AIM OF THE EXERCISE
Scan the entries for lines with "پشتیبان" and say how many there are, with nothing more.

[Extracted data entries]

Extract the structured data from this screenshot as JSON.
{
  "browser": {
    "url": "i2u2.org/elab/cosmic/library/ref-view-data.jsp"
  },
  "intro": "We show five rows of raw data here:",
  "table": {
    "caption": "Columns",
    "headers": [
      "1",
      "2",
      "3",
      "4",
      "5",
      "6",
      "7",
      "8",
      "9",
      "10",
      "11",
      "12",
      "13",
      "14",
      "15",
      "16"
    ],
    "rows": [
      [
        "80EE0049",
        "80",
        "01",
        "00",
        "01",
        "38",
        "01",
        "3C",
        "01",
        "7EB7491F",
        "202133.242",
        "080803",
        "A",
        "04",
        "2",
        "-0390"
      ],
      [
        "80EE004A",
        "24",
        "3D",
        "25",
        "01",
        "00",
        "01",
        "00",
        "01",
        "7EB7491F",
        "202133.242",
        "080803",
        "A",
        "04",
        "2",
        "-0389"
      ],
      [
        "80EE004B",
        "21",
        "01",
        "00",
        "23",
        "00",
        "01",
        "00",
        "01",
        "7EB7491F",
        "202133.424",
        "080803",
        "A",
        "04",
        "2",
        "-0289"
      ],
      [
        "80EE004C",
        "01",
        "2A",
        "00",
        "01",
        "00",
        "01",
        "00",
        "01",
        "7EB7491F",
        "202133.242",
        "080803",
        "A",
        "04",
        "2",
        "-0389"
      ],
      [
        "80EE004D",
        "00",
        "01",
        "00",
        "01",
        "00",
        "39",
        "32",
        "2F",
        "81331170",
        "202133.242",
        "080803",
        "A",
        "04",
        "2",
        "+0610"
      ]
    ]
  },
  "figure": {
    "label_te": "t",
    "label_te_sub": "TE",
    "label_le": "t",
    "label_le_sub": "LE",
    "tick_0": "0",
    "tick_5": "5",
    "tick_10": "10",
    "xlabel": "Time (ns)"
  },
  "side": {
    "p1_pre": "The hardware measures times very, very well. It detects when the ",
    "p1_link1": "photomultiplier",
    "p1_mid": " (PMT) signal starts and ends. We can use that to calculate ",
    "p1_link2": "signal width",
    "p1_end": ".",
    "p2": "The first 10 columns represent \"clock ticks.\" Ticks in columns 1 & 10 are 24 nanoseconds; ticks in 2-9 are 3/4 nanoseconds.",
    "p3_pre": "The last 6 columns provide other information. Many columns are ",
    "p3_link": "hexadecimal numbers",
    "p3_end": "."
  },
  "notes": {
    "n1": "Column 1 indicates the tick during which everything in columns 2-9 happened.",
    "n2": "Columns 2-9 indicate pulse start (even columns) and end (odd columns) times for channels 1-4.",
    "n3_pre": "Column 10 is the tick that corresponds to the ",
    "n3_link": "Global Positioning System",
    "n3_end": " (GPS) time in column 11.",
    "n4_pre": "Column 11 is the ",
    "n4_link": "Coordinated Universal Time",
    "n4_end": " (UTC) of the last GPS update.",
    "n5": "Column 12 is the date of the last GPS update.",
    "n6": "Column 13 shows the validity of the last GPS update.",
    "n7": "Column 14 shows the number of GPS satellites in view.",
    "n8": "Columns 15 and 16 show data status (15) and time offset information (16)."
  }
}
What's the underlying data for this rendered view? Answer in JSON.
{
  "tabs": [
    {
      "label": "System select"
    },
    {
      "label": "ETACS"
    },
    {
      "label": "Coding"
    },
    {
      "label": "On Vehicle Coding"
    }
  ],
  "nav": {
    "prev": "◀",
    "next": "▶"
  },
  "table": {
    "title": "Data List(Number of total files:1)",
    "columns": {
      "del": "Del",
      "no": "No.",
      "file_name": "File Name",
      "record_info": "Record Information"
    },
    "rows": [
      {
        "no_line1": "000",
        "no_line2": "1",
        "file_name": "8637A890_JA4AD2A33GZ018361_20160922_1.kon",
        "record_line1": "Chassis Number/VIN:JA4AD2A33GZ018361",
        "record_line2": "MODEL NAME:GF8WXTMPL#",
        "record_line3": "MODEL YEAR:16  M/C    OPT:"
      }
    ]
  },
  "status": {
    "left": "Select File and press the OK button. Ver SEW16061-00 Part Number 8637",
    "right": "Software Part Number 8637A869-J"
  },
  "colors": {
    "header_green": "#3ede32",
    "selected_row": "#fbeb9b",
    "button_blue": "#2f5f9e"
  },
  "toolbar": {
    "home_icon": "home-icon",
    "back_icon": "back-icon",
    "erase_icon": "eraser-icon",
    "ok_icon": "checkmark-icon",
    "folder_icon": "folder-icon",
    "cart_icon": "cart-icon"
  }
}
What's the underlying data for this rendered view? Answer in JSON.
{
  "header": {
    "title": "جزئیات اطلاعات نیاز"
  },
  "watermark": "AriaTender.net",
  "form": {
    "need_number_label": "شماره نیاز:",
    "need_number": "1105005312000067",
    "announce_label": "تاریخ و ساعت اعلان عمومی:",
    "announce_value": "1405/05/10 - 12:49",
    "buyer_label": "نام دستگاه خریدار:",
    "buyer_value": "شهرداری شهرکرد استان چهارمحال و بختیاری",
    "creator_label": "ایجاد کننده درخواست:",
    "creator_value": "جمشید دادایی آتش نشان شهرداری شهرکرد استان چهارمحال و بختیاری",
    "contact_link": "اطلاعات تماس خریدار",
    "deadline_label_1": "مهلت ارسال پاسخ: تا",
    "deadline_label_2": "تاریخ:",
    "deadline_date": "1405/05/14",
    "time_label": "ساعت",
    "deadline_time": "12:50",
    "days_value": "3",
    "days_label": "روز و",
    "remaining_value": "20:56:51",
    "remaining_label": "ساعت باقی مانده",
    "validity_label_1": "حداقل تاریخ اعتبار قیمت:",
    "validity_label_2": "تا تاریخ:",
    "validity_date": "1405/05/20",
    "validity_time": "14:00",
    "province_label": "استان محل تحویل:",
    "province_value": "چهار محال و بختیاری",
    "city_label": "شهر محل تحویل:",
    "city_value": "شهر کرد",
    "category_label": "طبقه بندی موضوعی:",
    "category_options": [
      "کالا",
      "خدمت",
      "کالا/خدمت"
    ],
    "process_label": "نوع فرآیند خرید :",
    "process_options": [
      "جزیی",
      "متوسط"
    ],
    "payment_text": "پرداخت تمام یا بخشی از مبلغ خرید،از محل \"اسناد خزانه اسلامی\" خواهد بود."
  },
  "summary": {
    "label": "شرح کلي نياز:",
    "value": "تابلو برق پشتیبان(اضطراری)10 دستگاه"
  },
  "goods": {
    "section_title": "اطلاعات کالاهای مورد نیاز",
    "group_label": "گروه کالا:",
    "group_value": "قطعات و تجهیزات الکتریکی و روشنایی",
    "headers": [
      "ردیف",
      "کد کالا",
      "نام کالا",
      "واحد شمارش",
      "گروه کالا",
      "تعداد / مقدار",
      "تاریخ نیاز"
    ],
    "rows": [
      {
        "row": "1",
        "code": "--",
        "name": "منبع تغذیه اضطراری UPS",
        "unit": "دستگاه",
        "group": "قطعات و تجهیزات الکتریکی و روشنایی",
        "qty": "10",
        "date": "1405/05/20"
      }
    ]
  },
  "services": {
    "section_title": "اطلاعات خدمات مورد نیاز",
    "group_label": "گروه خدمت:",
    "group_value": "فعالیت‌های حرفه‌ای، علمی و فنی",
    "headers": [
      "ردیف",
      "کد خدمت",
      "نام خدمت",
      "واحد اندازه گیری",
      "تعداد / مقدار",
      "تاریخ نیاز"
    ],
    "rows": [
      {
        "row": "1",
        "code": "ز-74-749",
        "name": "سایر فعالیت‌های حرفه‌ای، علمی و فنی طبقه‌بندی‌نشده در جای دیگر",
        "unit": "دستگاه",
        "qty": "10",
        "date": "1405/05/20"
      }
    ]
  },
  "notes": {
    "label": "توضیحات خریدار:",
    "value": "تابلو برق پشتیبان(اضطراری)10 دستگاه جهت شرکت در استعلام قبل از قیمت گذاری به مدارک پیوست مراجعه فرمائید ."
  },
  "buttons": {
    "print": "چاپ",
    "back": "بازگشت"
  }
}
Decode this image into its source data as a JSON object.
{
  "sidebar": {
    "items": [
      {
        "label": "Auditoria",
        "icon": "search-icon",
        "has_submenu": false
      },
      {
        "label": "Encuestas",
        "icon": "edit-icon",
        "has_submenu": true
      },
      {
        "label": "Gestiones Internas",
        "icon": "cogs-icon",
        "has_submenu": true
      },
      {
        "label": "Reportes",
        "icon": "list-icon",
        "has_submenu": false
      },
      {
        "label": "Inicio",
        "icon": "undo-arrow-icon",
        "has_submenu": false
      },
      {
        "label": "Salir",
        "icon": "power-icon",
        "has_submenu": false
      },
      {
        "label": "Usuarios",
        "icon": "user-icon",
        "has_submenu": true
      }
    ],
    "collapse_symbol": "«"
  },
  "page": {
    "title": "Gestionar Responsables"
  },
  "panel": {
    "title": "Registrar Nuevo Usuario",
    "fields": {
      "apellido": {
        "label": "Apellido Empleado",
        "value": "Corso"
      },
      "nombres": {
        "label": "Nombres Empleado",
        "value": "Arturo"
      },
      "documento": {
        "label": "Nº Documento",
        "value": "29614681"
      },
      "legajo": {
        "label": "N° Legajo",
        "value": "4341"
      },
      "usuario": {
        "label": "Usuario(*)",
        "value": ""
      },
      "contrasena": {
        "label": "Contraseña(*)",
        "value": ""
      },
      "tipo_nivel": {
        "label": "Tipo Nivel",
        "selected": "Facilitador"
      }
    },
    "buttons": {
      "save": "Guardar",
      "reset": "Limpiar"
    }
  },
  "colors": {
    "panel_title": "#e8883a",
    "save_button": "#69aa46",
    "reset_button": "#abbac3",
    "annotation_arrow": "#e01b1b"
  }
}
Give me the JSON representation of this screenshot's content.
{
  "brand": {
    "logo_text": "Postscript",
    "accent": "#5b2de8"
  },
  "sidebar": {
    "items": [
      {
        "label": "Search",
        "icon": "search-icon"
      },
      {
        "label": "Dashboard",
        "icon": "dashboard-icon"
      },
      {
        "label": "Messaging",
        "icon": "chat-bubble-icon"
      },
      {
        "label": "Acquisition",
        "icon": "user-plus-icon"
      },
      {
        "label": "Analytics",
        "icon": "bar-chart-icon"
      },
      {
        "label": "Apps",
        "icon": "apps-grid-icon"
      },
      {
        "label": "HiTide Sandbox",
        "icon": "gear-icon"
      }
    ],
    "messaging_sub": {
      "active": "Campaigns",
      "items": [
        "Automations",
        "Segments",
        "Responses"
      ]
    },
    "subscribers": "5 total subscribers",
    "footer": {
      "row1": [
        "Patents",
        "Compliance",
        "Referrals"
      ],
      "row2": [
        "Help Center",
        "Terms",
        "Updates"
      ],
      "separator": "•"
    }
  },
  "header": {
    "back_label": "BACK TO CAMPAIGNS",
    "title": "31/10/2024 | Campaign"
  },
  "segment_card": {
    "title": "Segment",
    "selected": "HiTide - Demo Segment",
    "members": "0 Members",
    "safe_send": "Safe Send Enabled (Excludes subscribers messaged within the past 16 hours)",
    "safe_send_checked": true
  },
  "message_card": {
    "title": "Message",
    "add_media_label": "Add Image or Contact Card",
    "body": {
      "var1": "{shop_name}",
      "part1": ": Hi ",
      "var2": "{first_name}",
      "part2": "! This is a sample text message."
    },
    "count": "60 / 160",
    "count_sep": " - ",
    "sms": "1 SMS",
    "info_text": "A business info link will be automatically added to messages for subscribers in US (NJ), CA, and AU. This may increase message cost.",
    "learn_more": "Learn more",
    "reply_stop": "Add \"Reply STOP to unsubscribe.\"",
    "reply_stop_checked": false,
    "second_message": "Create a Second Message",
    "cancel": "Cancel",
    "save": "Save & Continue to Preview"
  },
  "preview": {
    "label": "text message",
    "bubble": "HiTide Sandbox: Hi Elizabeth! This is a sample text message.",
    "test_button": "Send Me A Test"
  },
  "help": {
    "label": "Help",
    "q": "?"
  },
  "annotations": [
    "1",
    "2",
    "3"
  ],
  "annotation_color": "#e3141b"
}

ANSWER FOR THE TASK
2